TO DO: Write out the entries below exactly as they stand. Skip every image.

PROVIDED RECORDS:

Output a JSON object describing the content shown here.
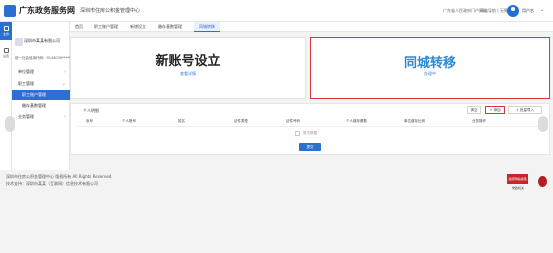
{
  "header": {
    "brand": "广东政务服务网",
    "subtitle": "深圳市住房公积金管理中心",
    "right_link_1": "广东省人民政府门户网站",
    "right_link_2": "网站导航 | 无障碍",
    "user_name": "用户名",
    "accent": "#2b6fd3"
  },
  "rail": {
    "items": [
      {
        "label": "业务",
        "icon": "grid-icon"
      },
      {
        "label": "设置",
        "icon": "settings-icon"
      }
    ]
  },
  "sidebar": {
    "company_name": "深圳市某某有限公司",
    "credit_code": "统一社会信用代码：9144030*******",
    "menu": [
      {
        "label": "单位管理",
        "chevron": "›"
      },
      {
        "label": "职工管理",
        "chevron": "⌄"
      },
      {
        "label": "职工账户管理",
        "chevron": ""
      },
      {
        "label": "缴存基数管理",
        "chevron": ""
      },
      {
        "label": "业务管理",
        "chevron": "›"
      }
    ]
  },
  "tabs": [
    {
      "label": "首页"
    },
    {
      "label": "职工账户管理"
    },
    {
      "label": "新增设立"
    },
    {
      "label": "缴存基数管理"
    },
    {
      "label": "同城转移"
    }
  ],
  "cards": {
    "left_title": "新账号设立",
    "left_link": "查看详情",
    "right_title": "同城转移",
    "right_link": "办理中"
  },
  "panel": {
    "title": "个人明细",
    "buttons": [
      "清空",
      "+ 添加",
      "+ 批量导入"
    ],
    "columns": [
      "序号",
      "个人账号",
      "姓名",
      "证件类型",
      "证件号码",
      "个人缴存基数",
      "单位缴存比例",
      "业务操作"
    ],
    "empty_text": "暂无数据",
    "submit_label": "提交"
  },
  "footer": {
    "line1": "深圳市住房公积金管理中心 版权所有 All Rights Reserved.",
    "line2": "技术支持：深圳市某某（互联网）信息技术有限公司",
    "badge1_title": "政府网站找错",
    "badge1_label": "党政机关"
  }
}
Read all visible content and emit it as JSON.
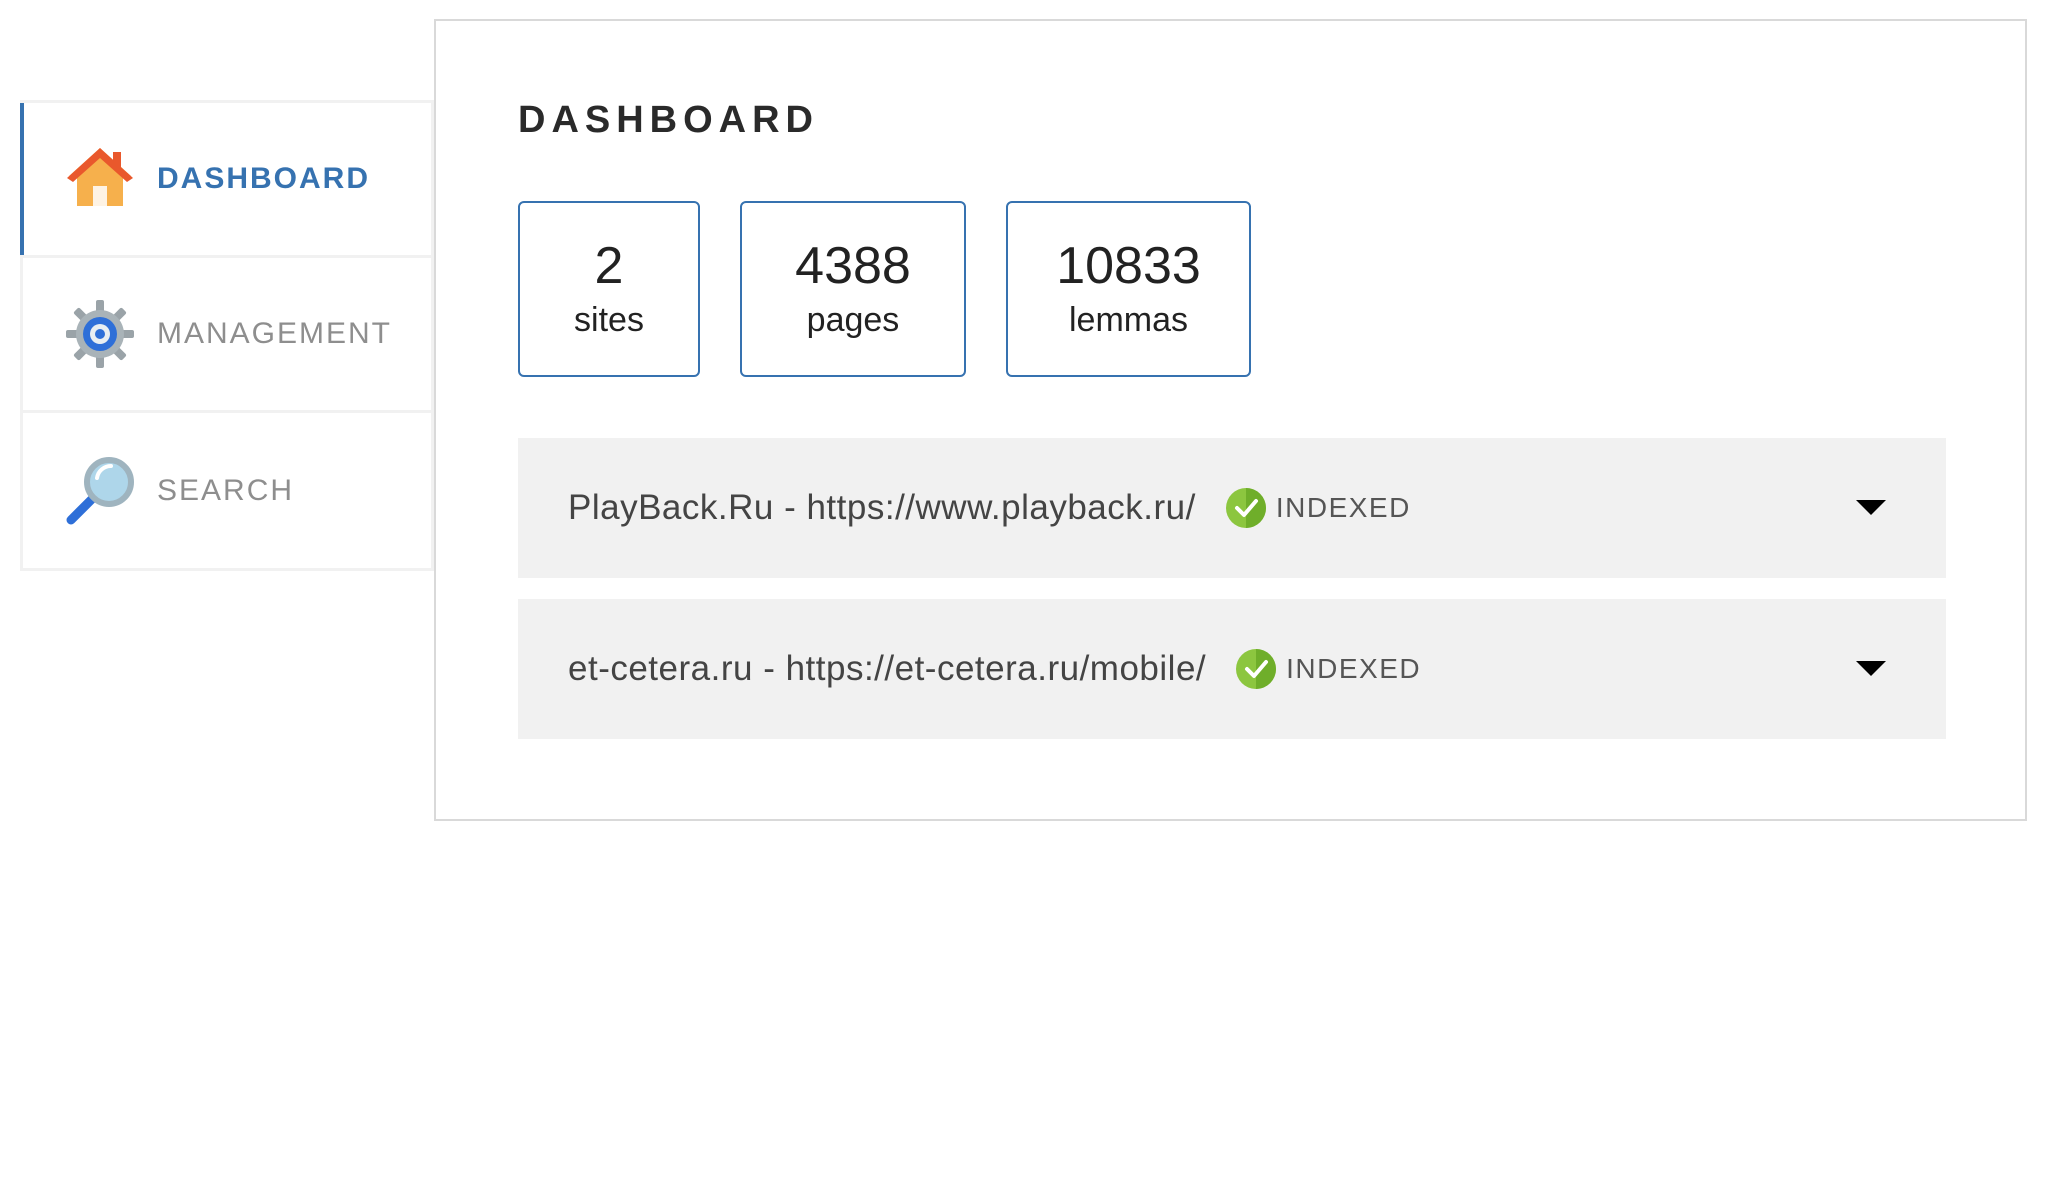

SOLUTION TO THIS PROBLEM:
Output a JSON object describing the content shown here.
{
  "header": {
    "brand": "广东政务服务网",
    "subtitle": "深圳市住房公积金管理中心",
    "right_link_1": "广东省人民政府门户网站",
    "right_link_2": "网站导航 | 无障碍",
    "user_name": "用户名",
    "accent": "#2b6fd3"
  },
  "rail": {
    "items": [
      {
        "label": "业务",
        "icon": "grid-icon"
      },
      {
        "label": "设置",
        "icon": "settings-icon"
      }
    ]
  },
  "sidebar": {
    "company_name": "深圳市某某有限公司",
    "credit_code": "统一社会信用代码：9144030*******",
    "menu": [
      {
        "label": "单位管理",
        "chevron": "›"
      },
      {
        "label": "职工管理",
        "chevron": "⌄"
      },
      {
        "label": "职工账户管理",
        "chevron": ""
      },
      {
        "label": "缴存基数管理",
        "chevron": ""
      },
      {
        "label": "业务管理",
        "chevron": "›"
      }
    ]
  },
  "tabs": [
    {
      "label": "首页"
    },
    {
      "label": "职工账户管理"
    },
    {
      "label": "新增设立"
    },
    {
      "label": "缴存基数管理"
    },
    {
      "label": "同城转移"
    }
  ],
  "cards": {
    "left_title": "新账号设立",
    "left_link": "查看详情",
    "right_title": "同城转移",
    "right_link": "办理中"
  },
  "panel": {
    "title": "个人明细",
    "buttons": [
      "清空",
      "+ 添加",
      "+ 批量导入"
    ],
    "columns": [
      "序号",
      "个人账号",
      "姓名",
      "证件类型",
      "证件号码",
      "个人缴存基数",
      "单位缴存比例",
      "业务操作"
    ],
    "empty_text": "暂无数据",
    "submit_label": "提交"
  },
  "footer": {
    "line1": "深圳市住房公积金管理中心 版权所有 All Rights Reserved.",
    "line2": "技术支持：深圳市某某（互联网）信息技术有限公司",
    "badge1_title": "政府网站找错",
    "badge1_label": "党政机关"
  }
}
Read all visible content and emit it as JSON.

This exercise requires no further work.